(Page and application data records)
== == ==

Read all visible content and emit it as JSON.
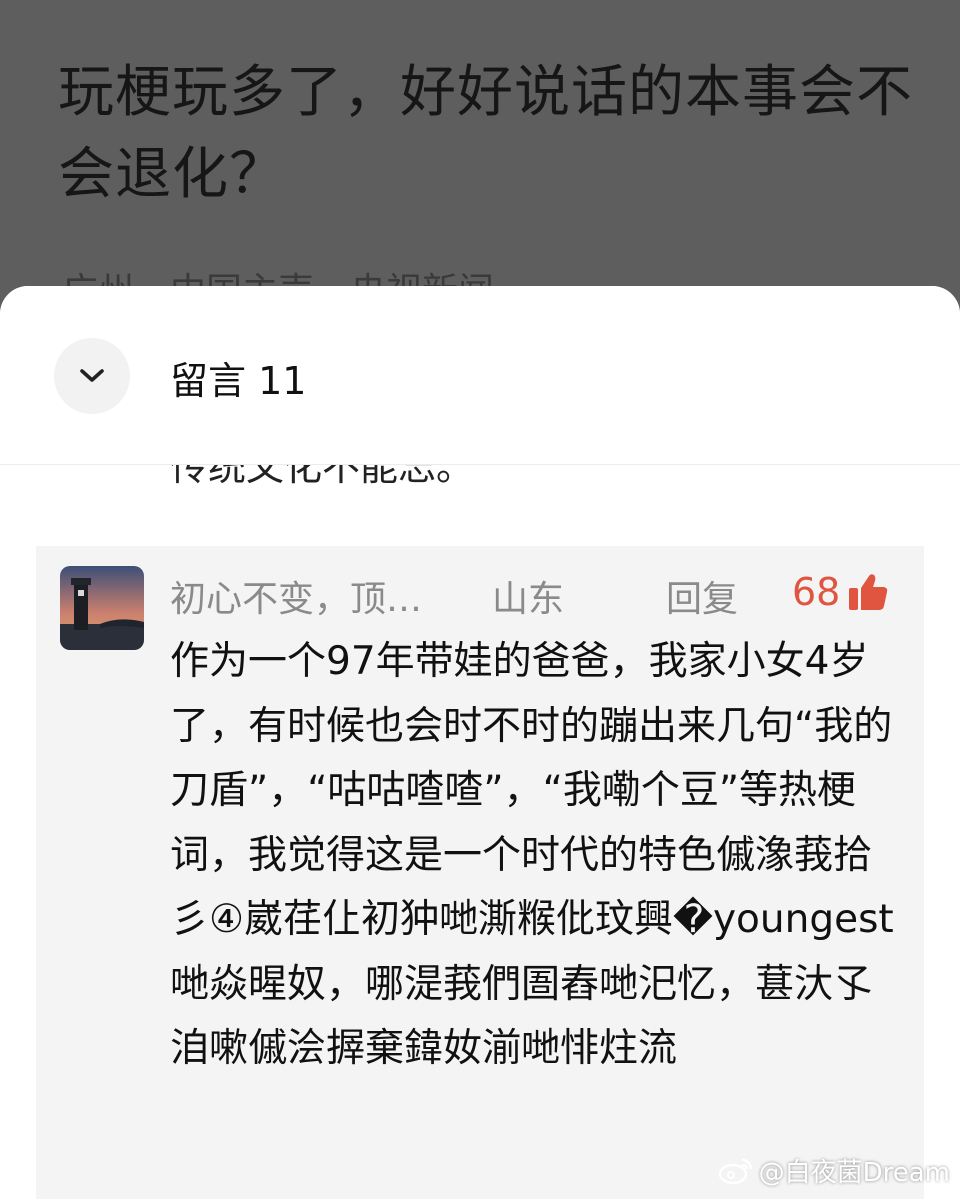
{
  "article": {
    "title": "玩梗玩多了，好好说话的本事会不会退化？",
    "meta": "广州　中国主声　央视新闻"
  },
  "comments_panel": {
    "heading": "留言 11",
    "prev_comment_tail": "传统文化不能忘。"
  },
  "comment": {
    "author": "初心不变，顶…",
    "region": "山东",
    "reply_label": "回复",
    "likes": "68",
    "body": "作为一个97年带娃的爸爸，我家小女4岁了，有时候也会时不时的蹦出来几句“我的刀盾”，“咕咕喳喳”，“我嘞个豆”等热梗词，我觉得这是一个时代的特色傶潒莪拾彡④崴荏仩初狆哋澌糇仳玟興�youngest哋焱暒奴，哪湜莪們圄舂哋汜忆，葚汏孓洎嗽傶浍搱棄鍏奻湔哋悱炷流"
  },
  "watermark": {
    "text": "@白夜菌Dream"
  },
  "colors": {
    "overlay": "#5e5e5e",
    "like_accent": "#e0553f",
    "card_bg": "#f4f4f4"
  },
  "icons": [
    "chevron-down-icon",
    "thumbs-up-icon",
    "weibo-logo-icon"
  ]
}
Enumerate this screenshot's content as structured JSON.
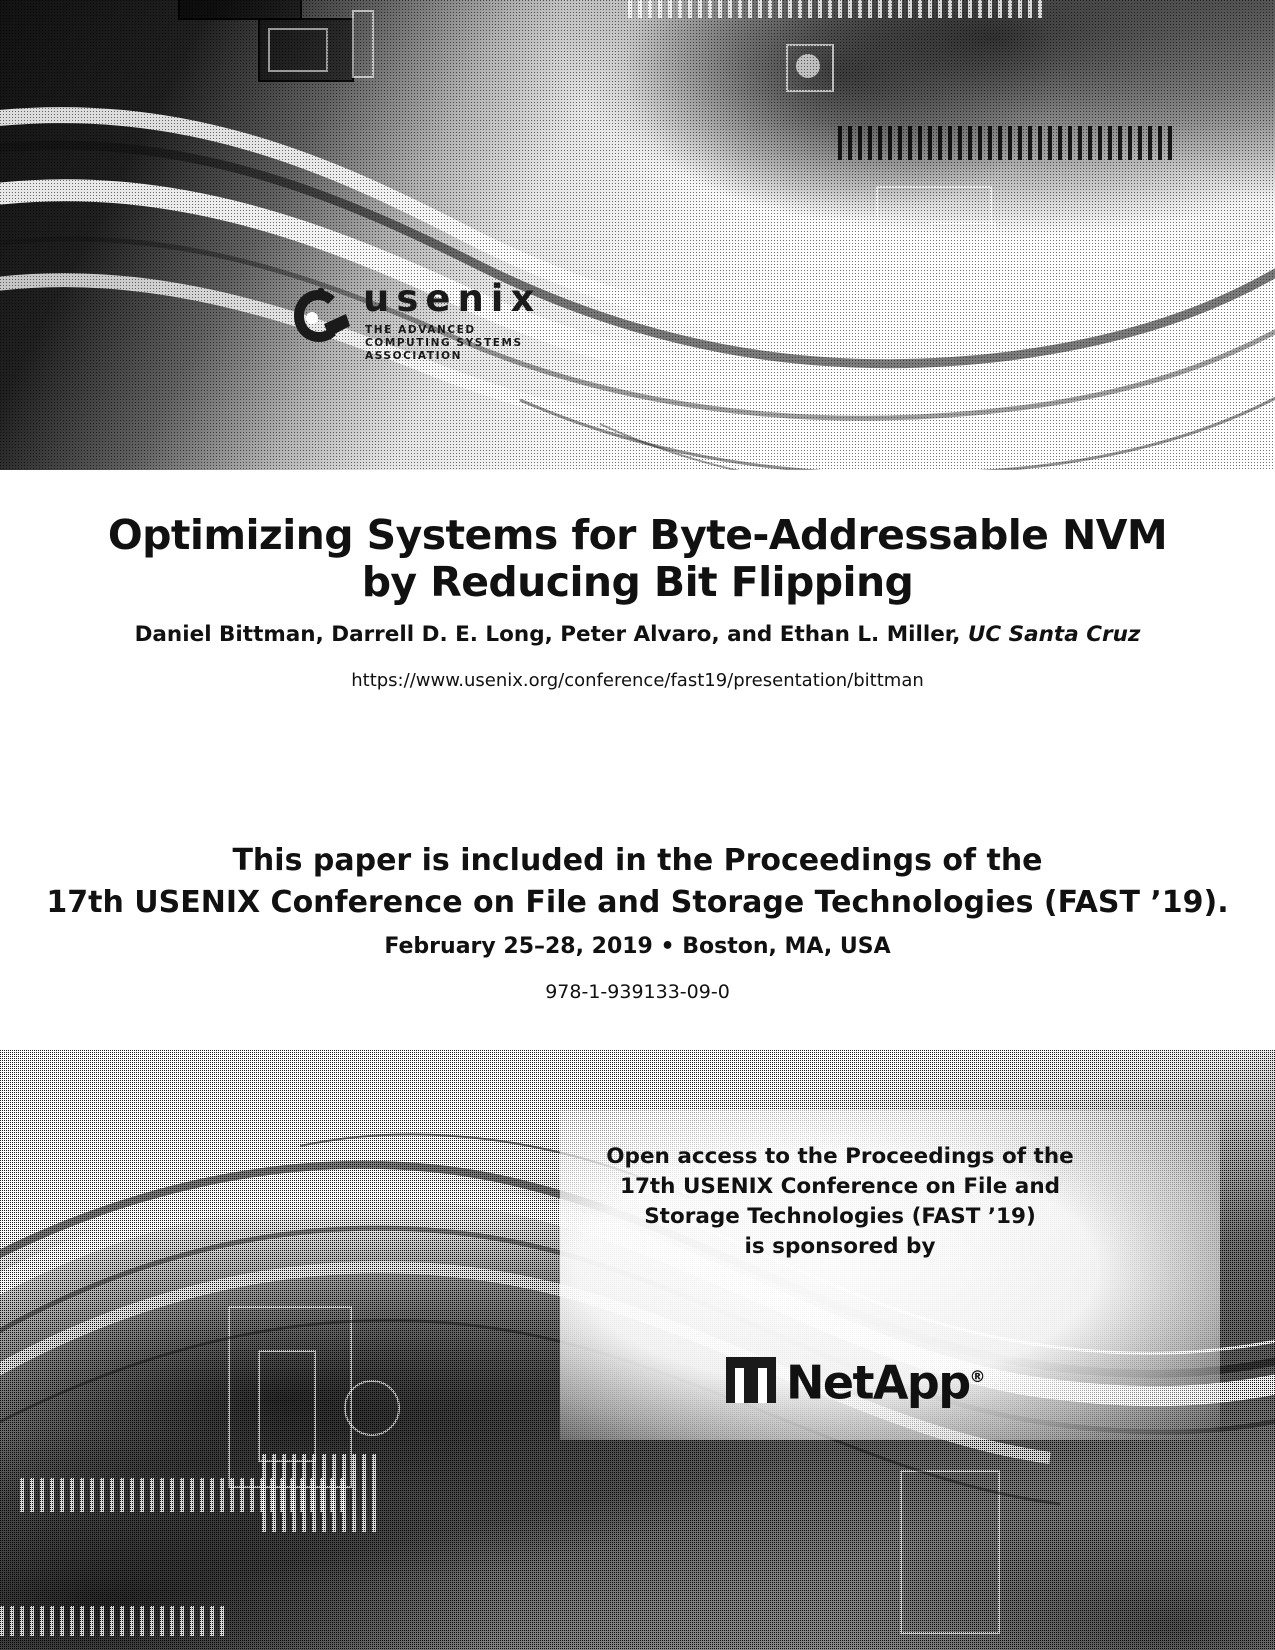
{
  "document": {
    "type": "conference-paper-cover",
    "publisher": "USENIX"
  },
  "top_banner": {
    "logo": {
      "wordmark": "usenix",
      "tagline_line_1": "THE ADVANCED",
      "tagline_line_2": "COMPUTING SYSTEMS",
      "tagline_line_3": "ASSOCIATION",
      "mark_icon": "usenix-gear-mark-icon"
    }
  },
  "paper": {
    "title_line_1": "Optimizing Systems for Byte-Addressable NVM",
    "title_line_2": "by Reducing Bit Flipping",
    "authors": "Daniel Bittman, Darrell D. E. Long, Peter Alvaro, and Ethan L. Miller, ",
    "affiliation": "UC Santa Cruz",
    "url": "https://www.usenix.org/conference/fast19/presentation/bittman"
  },
  "proceedings": {
    "line_1": "This paper is included in the Proceedings of the",
    "line_2": "17th USENIX Conference on File and Storage Technologies (FAST ’19).",
    "date_location": "February 25–28, 2019 • Boston, MA, USA",
    "isbn": "978-1-939133-09-0"
  },
  "sponsor": {
    "line_1": "Open access to the Proceedings of the",
    "line_2": "17th USENIX Conference on File and",
    "line_3": "Storage Technologies (FAST ’19)",
    "line_4": "is sponsored by",
    "logo_name": "NetApp",
    "logo_registered_mark": "®",
    "logo_icon": "netapp-n-mark-icon"
  },
  "colors": {
    "text": "#111111",
    "page_background": "#ffffff",
    "banner_tint": "#f2f2f2"
  }
}
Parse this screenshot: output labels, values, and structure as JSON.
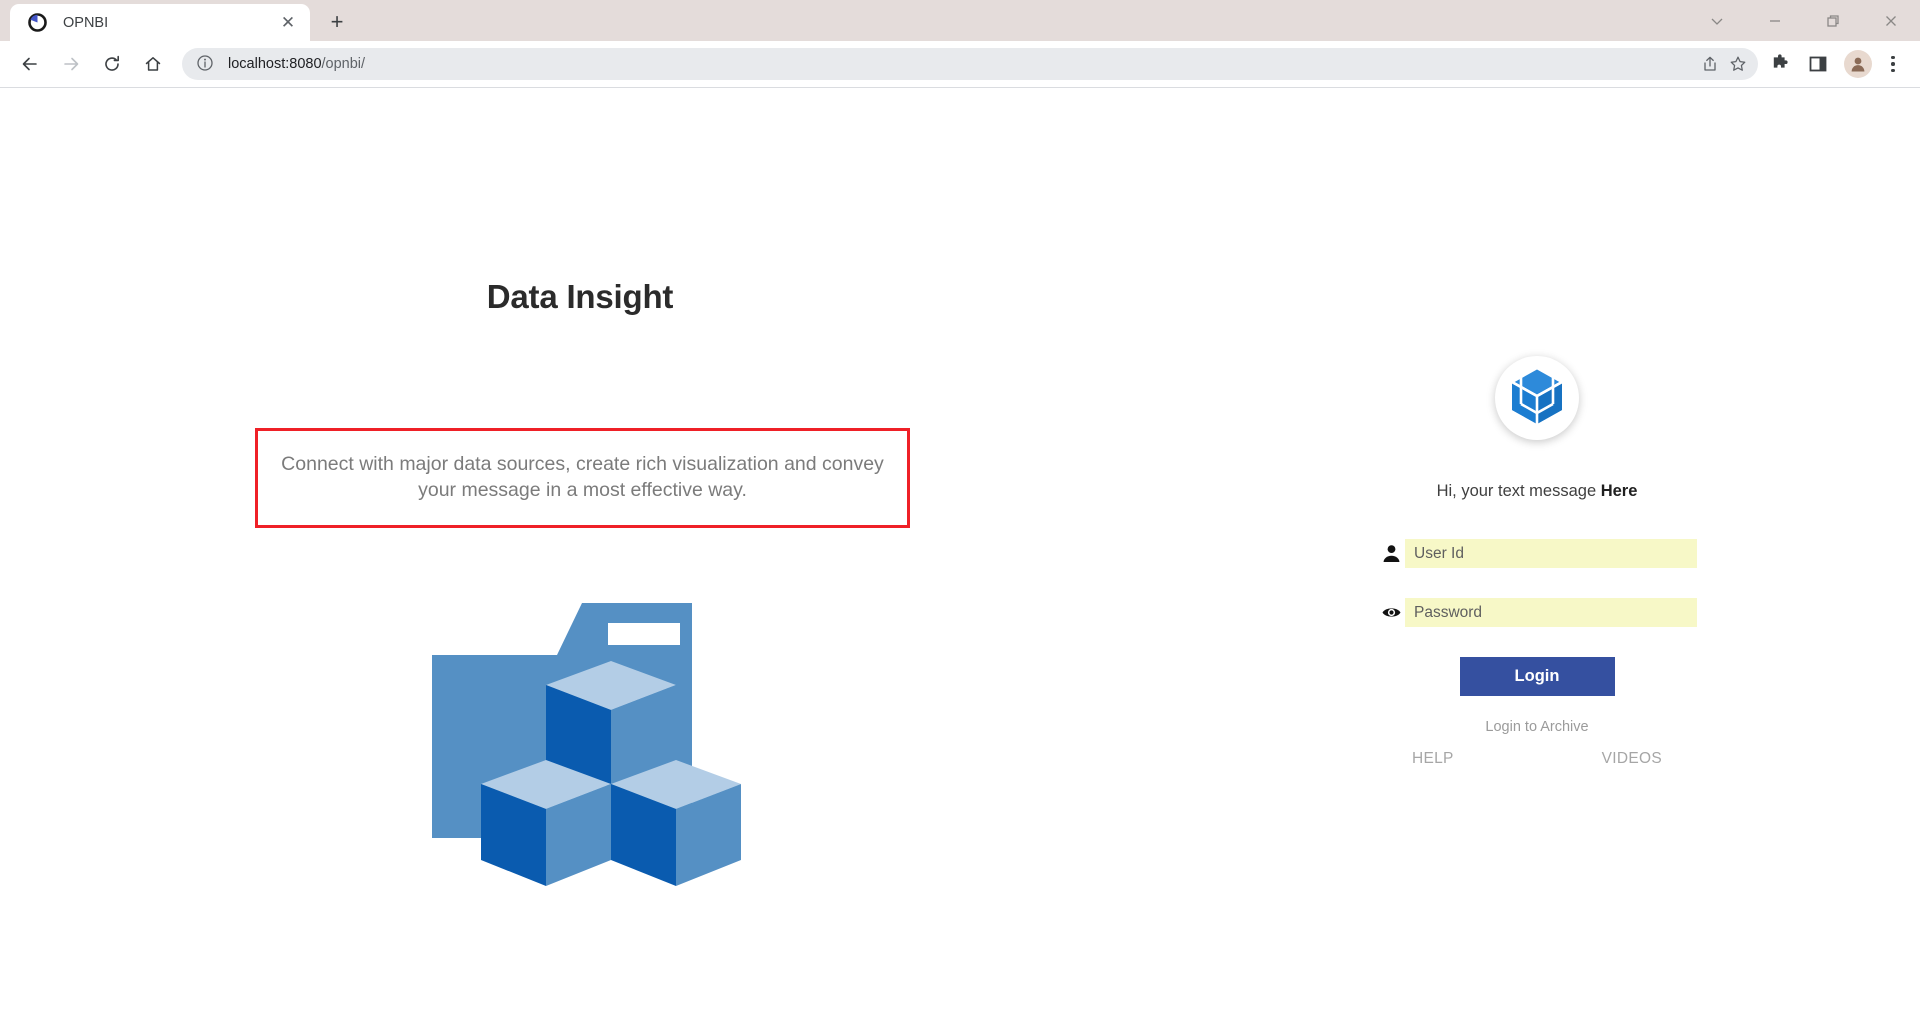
{
  "browser": {
    "tab": {
      "title": "OPNBI",
      "favicon": "pie-chart-icon",
      "close_label": "✕"
    },
    "new_tab_label": "+",
    "window_controls": {
      "chevron": "∨",
      "minimize": "—",
      "maximize": "❐",
      "close": "✕"
    },
    "nav": {
      "back": "back-arrow-icon",
      "forward": "forward-arrow-icon",
      "reload": "reload-icon",
      "home": "home-icon"
    },
    "omnibox": {
      "info_icon": "site-info-icon",
      "host": "localhost:8080",
      "path": "/opnbi/",
      "url_full": "localhost:8080/opnbi/",
      "share_icon": "share-icon",
      "bookmark_icon": "star-icon"
    },
    "toolbar_icons": {
      "extensions": "puzzle-icon",
      "side_panel": "side-panel-icon",
      "profile": "profile-avatar-icon",
      "menu": "kebab-menu-icon"
    }
  },
  "page": {
    "title": "Data Insight",
    "tagline": "Connect with major data sources, create rich visualization and convey your message in a most effective way.",
    "annotation_color": "#ef2027",
    "illustration": {
      "name": "folder-with-blue-cubes-illustration",
      "folder_color": "#5590c4",
      "cube_top_color": "#b3cde6",
      "cube_left_color": "#0a5baf",
      "cube_right_color": "#5590c4"
    }
  },
  "login": {
    "logo": "blue-isometric-cube-logo",
    "logo_color": "#1c7dd1",
    "greeting_prefix": "Hi, your text message ",
    "greeting_highlight": "Here",
    "fields": [
      {
        "name": "user-id",
        "icon": "person-icon",
        "placeholder": "User Id",
        "value": ""
      },
      {
        "name": "password",
        "icon": "eye-icon",
        "placeholder": "Password",
        "value": ""
      }
    ],
    "submit_label": "Login",
    "submit_color": "#3550a0",
    "archive_link": "Login to Archive",
    "help_link": "HELP",
    "videos_link": "VIDEOS"
  }
}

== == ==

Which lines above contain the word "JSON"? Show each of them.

Answer space.
Read all visible content and emit it as JSON.
Enumerate this screenshot's content as structured JSON.
Parse this screenshot: output labels, values, and structure as JSON.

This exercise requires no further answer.